The care of a doctor is very different from the service you might get at a restaurant, so why would you review the two using the same system? It is much more difficult for patients to review their health care objectively. Their opinions are often based on their emotions and the pain they are feeling.
In his article, Kaplan suggests that Yelp reviews might be contributing the opioid crisis in America. A patient in a great deal of discomfort may ask for more pain killers. Their doctor is trained to know the proper dosage to give them, and will often deny them anything more than what is necessary. However, more recently, patients who do not feel their pain has been sufficiently addressed have taken to Yelp to voice their anger. A bad Yelp review can really make things difficult on a practice, so more and more often, doctors find themselves giving in to these requests in order to avoid the negative reviews. I can’t count how many doctors, not just plastic surgeons, who been held hostage by their misguided patients threatening to post misleading if not blatantly false reviews if they do not get what they want. Consequently, these online reviews can be inherently biased, arising from personal agendas and not from impartial reporting of facts. It’s not hard to imagine how this can also harm the unsuspecting public who, prompted by a malevolent post, may seek alternative treatment from a less qualified professional. This was unfortunately the case when my friends daughter was booked for a liver transplant for a congenital condition to be performed by one of the worlds preeminent liver transplant surgeons here in Los Angeles.
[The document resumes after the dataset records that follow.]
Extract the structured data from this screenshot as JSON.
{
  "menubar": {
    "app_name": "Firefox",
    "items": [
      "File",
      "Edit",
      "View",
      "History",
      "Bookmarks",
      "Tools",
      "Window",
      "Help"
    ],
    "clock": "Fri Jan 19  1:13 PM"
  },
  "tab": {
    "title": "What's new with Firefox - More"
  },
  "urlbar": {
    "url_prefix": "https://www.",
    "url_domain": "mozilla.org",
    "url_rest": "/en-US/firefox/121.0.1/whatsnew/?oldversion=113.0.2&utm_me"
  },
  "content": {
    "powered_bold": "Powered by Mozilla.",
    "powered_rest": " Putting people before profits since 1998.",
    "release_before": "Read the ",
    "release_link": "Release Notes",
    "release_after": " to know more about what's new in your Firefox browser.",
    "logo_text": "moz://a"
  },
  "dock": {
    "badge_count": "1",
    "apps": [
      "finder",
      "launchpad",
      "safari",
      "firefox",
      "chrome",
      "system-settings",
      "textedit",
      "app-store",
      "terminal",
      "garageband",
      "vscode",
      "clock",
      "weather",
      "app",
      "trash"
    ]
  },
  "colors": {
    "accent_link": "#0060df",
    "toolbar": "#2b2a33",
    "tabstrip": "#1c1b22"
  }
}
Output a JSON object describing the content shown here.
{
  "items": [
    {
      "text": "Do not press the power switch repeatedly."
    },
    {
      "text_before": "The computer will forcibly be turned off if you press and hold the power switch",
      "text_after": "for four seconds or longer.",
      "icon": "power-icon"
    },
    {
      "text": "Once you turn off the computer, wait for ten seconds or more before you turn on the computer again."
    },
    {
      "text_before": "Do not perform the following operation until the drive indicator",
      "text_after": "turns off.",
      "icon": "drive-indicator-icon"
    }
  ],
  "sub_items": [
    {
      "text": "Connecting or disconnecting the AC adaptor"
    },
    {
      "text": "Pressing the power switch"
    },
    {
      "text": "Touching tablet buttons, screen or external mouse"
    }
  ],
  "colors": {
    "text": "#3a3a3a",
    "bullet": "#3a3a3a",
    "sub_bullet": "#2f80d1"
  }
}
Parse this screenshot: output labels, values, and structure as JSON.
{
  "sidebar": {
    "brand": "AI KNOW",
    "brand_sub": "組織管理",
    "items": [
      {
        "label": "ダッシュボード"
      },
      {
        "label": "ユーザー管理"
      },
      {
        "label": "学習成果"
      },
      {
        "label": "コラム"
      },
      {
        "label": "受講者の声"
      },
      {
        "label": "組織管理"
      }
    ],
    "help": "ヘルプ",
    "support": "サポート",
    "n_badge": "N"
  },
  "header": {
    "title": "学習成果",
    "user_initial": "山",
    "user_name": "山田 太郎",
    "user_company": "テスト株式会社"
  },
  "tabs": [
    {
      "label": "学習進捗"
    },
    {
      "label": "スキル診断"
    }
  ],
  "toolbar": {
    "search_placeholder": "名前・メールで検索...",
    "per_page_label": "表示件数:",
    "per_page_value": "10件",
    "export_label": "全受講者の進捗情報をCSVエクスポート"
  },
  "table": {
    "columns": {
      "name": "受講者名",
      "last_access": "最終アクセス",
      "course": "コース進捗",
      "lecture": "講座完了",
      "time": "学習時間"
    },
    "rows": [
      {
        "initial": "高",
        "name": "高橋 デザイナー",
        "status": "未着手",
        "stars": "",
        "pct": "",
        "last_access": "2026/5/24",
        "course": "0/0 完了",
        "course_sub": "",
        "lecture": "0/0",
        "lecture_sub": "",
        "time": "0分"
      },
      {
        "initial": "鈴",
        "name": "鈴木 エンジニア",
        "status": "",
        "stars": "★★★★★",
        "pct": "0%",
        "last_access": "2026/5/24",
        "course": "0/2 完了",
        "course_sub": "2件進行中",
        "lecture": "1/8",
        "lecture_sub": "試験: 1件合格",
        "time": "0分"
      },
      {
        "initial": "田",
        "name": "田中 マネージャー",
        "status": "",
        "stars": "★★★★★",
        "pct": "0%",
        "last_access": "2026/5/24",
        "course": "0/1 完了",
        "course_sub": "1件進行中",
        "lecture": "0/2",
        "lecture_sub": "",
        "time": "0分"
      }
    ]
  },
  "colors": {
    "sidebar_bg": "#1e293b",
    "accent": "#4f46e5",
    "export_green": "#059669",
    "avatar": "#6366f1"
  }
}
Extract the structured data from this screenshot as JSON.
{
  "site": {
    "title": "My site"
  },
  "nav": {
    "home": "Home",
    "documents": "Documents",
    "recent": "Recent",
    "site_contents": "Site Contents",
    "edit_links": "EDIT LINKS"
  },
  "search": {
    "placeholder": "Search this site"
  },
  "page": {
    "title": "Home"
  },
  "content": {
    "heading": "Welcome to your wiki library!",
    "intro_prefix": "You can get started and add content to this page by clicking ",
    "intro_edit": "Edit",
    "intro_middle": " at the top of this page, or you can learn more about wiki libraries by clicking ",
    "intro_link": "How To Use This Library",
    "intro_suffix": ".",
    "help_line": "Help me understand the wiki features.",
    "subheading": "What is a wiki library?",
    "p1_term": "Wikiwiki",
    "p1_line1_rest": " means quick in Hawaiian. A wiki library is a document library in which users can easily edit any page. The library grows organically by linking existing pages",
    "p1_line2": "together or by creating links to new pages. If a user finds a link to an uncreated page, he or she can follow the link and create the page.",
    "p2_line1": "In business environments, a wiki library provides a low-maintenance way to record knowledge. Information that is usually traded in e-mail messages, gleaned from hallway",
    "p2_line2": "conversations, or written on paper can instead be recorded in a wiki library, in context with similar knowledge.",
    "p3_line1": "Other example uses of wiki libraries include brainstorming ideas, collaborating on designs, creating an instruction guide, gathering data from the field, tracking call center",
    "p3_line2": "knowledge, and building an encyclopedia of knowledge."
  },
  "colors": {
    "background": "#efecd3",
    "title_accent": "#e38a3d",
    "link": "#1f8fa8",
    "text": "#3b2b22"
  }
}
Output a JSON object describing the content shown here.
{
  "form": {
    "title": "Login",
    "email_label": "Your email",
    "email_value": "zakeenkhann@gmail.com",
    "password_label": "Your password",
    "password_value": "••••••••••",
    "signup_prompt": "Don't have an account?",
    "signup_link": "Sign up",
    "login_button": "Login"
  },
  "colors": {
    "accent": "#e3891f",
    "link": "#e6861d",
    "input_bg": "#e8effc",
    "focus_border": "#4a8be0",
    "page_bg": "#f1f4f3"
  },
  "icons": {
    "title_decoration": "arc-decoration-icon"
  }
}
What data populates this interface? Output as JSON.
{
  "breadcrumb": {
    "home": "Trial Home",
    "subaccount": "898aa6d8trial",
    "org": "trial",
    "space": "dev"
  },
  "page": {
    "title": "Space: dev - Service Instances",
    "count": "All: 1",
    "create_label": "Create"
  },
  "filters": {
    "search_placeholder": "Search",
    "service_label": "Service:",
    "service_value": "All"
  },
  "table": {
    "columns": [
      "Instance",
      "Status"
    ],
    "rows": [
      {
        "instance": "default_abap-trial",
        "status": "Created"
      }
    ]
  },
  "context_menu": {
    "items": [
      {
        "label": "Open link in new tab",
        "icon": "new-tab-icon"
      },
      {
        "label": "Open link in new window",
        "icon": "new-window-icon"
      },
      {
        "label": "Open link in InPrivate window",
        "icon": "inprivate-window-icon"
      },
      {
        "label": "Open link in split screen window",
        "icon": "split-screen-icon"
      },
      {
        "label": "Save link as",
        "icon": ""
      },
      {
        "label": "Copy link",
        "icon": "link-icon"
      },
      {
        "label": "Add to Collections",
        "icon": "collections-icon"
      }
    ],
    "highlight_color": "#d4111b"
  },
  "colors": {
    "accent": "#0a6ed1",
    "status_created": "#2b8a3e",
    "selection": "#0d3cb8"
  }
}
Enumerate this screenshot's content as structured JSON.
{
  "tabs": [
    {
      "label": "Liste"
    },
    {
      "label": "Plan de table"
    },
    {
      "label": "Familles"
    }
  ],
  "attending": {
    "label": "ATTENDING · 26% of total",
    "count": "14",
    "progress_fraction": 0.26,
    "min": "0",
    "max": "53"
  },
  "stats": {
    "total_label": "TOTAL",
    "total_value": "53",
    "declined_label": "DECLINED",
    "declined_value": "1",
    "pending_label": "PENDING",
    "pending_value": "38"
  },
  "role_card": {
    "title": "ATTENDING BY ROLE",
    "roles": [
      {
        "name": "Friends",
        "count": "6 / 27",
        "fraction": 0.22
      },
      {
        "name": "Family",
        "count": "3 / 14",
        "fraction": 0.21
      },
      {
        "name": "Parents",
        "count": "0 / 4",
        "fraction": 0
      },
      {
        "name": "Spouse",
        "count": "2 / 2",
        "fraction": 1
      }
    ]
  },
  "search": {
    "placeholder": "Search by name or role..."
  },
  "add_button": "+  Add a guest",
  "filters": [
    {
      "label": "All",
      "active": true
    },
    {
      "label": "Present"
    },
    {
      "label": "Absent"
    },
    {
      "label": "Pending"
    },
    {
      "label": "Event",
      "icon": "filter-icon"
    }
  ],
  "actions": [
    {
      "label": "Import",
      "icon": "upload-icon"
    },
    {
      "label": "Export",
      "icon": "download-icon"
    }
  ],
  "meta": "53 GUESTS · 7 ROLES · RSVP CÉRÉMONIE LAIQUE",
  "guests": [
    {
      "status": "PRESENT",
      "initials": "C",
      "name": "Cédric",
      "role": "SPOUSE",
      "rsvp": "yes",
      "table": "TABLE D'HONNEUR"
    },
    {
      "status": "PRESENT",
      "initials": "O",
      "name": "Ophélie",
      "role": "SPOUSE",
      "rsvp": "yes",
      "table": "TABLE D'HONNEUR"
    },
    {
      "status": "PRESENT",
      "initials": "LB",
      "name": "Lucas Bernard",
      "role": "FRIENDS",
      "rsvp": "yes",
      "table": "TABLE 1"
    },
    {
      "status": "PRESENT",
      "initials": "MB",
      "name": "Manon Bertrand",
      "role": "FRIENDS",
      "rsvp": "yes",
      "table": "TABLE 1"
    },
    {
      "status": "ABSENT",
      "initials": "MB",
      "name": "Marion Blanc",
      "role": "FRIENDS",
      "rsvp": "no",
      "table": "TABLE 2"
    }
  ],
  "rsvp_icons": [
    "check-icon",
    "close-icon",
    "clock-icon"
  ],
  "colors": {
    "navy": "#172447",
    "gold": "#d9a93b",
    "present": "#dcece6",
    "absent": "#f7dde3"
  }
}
After reading a negative online review, she canceled her surgery and ended up getting surgery elsewhere. Tragically her operation was bungled because of a negligent mismatch which resulted in her ultimate death. This could’ve been avoided if she did not read the deliberately misleading online review by the disgruntled patient (who I later came to find out was denied further Vicodin pain medication for her own good since it contains acetaminophen, a known tocsin to the liver).
Like in any profession, doctors have patients that are wonderful and compliant, but they can also come across others that can be difficult to work with. The review of one difficult person should not affect an entire medical practice. Furthermore, the fear of negative reviews can not and should not lead doctors to over prescribe medication and put the health of their patients at risk.